The DOE report notes there is still plenty of room for improvement in the energy workforce. Both gender and racial diversity is lagging behind, with only 22-34% female employment, compared to a national average of 47%. Ethnic and racial diversity is also slightly below than the national average. And overall, the power sector is facing high rate of retirement and a lack of skilled workers to replace those entering retirement age.
In order to sustain the progress already underway, a shift is needed to address skill gaps and fill in positions that will be lost to retirement. Through job training programs, both new workers and workers shifting from declining industries such as coal, can learn the skills required to fill employment needs. By adapting to changes in the sector, energy employment can continue to develop and grow.
President-elect Trump has said that he is committed to bringing back coal jobs but those jobs may be hard to revive with the transition to natural gas and renewables already well underway. Coal mining and extraction employment hit a peak high in 2012 and has since been steadily declining, falling from just under 90,000 jobs in 2016 to 53,000 jobs in 2016. Experts agree that reversing the downward trend in coal would be next to impossible without huge subsidies for the industry.

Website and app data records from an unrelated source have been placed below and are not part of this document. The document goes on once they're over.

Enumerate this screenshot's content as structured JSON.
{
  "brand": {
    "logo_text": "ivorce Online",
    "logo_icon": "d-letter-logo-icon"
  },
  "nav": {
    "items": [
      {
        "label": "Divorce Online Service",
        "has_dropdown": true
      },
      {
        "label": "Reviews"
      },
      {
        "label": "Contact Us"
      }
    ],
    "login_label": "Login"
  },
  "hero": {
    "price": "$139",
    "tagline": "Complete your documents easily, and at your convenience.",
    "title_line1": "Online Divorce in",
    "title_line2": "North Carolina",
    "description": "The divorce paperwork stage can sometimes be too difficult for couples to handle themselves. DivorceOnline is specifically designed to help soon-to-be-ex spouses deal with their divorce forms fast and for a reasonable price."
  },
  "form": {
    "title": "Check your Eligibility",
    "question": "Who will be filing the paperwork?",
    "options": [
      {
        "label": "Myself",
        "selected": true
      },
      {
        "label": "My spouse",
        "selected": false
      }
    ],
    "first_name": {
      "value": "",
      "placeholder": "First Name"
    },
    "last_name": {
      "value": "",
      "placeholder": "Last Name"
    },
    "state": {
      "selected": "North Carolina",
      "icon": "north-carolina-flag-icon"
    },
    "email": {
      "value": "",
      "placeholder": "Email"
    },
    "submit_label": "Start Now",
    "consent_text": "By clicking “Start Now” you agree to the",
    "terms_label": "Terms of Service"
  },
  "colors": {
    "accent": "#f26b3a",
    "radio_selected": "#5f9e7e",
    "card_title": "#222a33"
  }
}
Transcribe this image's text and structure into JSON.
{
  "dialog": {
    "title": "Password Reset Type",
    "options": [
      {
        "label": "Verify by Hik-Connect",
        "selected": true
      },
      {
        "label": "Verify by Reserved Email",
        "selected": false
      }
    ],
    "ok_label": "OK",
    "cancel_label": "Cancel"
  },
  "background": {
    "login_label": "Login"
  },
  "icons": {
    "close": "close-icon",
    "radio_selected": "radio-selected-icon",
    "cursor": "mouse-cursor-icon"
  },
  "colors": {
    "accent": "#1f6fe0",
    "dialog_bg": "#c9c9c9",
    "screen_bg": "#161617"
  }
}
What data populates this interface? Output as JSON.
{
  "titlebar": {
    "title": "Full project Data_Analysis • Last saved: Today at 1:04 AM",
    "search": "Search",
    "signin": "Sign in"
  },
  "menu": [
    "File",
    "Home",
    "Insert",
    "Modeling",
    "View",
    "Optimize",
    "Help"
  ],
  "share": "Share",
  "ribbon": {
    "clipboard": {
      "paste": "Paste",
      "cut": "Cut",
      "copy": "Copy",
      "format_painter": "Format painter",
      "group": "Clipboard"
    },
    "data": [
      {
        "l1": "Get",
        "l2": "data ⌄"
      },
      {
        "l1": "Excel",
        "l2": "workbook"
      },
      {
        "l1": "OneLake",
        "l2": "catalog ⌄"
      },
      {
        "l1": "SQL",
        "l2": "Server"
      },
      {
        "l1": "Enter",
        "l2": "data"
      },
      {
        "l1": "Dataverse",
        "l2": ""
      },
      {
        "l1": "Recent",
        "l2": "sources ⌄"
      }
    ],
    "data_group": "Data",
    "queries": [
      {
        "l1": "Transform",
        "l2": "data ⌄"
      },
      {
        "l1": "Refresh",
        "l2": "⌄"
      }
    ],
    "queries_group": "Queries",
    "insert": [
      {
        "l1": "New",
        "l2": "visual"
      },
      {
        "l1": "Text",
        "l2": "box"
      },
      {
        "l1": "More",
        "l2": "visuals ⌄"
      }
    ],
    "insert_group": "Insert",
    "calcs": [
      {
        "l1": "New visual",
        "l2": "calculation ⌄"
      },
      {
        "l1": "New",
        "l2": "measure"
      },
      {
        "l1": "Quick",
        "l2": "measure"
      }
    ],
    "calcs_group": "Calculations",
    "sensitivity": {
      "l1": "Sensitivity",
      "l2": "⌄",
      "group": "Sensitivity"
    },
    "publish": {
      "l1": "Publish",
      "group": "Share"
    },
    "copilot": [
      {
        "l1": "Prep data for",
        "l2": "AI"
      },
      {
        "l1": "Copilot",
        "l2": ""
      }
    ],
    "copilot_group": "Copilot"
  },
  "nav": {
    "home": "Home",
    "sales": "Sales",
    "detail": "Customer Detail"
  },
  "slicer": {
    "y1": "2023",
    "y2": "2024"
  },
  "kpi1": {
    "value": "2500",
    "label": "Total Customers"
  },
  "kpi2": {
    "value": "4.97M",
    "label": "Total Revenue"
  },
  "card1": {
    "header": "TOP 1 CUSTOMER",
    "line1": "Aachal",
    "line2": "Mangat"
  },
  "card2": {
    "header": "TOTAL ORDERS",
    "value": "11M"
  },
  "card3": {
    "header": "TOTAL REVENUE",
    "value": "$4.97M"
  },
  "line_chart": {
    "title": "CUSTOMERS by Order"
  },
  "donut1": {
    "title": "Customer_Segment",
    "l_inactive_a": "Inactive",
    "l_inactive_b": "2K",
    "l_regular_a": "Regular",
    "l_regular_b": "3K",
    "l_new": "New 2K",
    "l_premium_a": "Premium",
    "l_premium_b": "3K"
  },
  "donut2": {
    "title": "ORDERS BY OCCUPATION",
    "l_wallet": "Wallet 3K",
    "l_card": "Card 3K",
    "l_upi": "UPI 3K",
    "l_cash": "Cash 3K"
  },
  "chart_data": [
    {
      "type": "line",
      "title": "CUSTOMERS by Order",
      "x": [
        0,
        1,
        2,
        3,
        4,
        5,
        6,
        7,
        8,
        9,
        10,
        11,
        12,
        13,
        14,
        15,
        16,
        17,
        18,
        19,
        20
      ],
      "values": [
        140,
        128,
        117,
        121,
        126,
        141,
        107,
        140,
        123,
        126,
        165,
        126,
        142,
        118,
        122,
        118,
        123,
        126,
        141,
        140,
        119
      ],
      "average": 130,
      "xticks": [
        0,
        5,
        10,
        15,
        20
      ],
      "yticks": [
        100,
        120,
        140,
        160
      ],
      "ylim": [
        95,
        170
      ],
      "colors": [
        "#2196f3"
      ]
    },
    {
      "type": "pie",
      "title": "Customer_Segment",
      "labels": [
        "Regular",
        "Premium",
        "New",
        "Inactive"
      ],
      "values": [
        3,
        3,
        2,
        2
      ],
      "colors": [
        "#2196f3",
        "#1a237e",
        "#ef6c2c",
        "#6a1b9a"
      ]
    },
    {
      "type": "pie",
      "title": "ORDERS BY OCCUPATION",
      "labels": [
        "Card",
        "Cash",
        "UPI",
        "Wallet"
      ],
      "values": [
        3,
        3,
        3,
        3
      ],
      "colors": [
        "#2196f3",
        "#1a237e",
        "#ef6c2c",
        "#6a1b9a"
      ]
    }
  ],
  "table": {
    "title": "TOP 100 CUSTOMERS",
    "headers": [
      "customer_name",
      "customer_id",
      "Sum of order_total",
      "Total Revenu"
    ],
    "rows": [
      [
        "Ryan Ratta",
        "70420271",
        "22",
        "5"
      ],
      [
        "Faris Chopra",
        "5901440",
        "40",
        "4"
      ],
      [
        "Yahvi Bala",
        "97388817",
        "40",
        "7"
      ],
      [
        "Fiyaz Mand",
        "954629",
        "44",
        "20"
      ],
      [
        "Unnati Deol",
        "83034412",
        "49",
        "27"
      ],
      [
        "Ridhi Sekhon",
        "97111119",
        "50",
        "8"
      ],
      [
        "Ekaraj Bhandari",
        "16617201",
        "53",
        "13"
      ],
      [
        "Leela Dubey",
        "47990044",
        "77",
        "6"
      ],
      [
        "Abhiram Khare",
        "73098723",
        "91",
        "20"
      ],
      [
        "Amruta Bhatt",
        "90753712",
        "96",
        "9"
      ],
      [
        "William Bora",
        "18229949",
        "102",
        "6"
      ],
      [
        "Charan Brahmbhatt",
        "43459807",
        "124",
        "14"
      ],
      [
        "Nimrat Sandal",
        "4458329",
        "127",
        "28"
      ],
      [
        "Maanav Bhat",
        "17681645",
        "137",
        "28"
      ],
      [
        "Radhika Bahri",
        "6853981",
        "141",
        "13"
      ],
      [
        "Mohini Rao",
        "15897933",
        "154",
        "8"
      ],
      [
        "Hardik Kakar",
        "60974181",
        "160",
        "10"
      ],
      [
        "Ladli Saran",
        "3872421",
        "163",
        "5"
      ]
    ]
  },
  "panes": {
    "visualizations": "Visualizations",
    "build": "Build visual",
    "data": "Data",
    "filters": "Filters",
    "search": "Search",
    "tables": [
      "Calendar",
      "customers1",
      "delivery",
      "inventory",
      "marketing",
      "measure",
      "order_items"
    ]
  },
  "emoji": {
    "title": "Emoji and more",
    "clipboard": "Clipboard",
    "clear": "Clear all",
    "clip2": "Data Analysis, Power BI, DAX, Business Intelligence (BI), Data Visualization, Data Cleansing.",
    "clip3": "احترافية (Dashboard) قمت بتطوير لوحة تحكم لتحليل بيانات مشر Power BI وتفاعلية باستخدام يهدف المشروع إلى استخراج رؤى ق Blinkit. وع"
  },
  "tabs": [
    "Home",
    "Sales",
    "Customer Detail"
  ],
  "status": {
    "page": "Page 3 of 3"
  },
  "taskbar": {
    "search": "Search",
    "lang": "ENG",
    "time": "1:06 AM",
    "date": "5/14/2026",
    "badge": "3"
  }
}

Perhaps a better promise for the new administration is a commitment to transition workers to new natural gas and renewable jobs. While coal mining jobs may not be recoverable, there is untapped potential in energy efficiency and renewable energy jobs waiting to be developed.